- TRY IT: Consider the material that follows. How many of its lines contain "icon"? Reply with the number alone.

- PROVIDED DATA:
────────────────────
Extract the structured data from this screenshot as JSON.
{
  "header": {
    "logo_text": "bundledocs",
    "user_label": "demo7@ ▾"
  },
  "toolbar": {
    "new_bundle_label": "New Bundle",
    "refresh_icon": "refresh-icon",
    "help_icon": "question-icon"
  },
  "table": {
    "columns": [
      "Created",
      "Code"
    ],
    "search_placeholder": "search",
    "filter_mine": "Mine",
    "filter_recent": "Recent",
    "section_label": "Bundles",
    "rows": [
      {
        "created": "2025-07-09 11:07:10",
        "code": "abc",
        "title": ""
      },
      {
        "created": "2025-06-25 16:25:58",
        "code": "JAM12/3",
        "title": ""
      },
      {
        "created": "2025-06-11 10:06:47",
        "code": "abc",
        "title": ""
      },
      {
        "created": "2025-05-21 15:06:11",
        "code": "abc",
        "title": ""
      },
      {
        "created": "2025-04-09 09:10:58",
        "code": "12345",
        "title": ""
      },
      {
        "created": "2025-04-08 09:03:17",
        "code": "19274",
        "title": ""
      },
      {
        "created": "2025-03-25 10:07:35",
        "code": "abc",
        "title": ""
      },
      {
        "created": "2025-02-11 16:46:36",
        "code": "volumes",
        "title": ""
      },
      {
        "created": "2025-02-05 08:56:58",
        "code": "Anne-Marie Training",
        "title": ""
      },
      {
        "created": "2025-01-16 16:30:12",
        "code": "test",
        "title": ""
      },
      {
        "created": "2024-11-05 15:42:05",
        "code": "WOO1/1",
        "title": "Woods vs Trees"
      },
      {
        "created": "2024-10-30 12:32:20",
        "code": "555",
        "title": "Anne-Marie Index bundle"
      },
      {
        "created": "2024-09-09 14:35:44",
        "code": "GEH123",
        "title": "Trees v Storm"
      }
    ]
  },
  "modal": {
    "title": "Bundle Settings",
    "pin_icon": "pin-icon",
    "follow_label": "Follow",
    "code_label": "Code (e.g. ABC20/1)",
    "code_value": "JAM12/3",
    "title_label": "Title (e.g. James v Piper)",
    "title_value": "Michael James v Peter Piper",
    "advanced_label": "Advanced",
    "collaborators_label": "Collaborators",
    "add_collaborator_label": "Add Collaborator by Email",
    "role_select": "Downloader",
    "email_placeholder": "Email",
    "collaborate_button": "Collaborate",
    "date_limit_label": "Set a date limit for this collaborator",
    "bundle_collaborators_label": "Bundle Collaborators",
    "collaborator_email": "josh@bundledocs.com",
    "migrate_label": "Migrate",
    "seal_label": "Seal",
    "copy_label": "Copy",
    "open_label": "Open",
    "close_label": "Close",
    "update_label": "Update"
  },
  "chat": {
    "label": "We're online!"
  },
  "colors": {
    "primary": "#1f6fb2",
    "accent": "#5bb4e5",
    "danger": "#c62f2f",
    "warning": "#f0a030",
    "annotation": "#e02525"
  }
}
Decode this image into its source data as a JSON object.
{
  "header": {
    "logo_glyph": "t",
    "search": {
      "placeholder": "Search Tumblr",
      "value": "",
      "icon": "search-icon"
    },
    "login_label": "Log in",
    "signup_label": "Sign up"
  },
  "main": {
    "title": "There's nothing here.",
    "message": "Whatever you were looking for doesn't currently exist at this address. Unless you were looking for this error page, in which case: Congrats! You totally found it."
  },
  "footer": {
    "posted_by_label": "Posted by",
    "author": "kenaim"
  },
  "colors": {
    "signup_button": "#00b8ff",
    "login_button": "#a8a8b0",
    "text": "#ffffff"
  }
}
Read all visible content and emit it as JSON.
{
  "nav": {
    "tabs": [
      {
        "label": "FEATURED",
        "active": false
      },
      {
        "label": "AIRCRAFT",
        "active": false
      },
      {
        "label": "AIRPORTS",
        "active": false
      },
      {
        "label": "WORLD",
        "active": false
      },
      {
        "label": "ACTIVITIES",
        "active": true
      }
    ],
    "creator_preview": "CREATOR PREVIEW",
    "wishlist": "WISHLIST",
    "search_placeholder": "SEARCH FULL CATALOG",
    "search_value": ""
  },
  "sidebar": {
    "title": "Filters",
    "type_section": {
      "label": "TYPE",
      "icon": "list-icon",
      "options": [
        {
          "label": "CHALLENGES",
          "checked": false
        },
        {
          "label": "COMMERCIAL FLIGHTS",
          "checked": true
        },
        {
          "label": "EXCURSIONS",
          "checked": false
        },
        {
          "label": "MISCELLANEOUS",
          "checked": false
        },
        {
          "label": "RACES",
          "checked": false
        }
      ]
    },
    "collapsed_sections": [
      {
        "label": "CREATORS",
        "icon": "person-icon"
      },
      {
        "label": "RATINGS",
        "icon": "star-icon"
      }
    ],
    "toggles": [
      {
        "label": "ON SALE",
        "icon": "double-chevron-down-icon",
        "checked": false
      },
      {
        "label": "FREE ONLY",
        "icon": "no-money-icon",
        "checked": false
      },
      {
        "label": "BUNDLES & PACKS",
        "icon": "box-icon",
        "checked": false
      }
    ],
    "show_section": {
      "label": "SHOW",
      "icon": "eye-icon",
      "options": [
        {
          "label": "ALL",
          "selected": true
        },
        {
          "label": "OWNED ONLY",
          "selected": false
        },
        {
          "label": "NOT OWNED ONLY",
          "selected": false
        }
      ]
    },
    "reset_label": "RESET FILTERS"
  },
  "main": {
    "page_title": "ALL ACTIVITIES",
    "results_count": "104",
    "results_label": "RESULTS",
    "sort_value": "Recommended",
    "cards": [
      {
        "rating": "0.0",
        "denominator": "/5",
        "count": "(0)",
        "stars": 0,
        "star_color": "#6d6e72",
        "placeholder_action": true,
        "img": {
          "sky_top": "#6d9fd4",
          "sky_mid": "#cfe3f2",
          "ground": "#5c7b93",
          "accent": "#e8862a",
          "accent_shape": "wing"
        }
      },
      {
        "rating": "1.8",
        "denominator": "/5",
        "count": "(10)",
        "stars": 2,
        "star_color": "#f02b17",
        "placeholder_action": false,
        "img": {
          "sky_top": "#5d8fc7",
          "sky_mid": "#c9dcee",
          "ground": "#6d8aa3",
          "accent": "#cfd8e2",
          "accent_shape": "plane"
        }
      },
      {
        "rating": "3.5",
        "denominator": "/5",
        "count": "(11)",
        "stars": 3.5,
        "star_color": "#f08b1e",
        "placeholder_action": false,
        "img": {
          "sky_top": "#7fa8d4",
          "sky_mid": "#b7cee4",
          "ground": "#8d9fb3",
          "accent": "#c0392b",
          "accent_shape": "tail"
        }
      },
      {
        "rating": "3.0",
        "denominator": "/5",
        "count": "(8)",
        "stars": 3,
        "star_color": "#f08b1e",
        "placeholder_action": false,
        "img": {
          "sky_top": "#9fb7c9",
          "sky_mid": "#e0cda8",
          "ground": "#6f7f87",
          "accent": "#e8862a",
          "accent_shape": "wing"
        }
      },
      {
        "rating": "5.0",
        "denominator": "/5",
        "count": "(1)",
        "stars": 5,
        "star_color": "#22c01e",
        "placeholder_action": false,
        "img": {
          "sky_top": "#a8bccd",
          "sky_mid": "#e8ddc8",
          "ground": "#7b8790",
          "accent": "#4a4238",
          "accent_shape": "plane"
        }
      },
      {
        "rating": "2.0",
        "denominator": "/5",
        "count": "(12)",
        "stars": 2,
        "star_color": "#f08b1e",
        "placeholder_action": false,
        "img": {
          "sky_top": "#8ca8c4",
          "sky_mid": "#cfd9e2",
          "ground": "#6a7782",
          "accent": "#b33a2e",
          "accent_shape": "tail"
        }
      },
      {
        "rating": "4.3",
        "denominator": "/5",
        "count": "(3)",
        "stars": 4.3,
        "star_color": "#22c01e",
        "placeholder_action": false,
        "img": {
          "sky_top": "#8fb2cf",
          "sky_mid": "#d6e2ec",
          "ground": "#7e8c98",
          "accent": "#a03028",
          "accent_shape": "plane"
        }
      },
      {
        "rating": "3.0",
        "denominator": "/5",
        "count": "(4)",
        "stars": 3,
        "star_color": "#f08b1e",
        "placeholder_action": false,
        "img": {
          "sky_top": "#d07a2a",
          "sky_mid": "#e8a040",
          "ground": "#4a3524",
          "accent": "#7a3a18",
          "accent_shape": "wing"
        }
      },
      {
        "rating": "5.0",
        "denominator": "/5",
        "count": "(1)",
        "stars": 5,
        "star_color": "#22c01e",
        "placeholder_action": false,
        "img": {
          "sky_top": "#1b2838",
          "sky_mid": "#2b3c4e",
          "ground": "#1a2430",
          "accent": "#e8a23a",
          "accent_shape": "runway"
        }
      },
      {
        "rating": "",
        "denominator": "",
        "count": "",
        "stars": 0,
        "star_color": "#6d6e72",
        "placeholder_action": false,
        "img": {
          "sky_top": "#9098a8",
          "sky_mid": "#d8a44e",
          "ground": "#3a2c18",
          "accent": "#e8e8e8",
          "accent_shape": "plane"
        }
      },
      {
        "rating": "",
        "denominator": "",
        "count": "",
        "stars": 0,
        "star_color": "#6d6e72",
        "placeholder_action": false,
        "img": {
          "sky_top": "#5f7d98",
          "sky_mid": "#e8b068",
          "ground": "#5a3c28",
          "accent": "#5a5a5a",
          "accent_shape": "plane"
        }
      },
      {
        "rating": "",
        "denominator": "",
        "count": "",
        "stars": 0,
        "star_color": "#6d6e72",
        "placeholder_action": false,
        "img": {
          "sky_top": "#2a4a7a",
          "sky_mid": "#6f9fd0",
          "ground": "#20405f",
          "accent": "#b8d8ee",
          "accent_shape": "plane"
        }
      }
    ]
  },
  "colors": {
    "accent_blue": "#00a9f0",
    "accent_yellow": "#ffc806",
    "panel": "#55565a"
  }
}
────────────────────
- RESULT OF THIS TASK: 11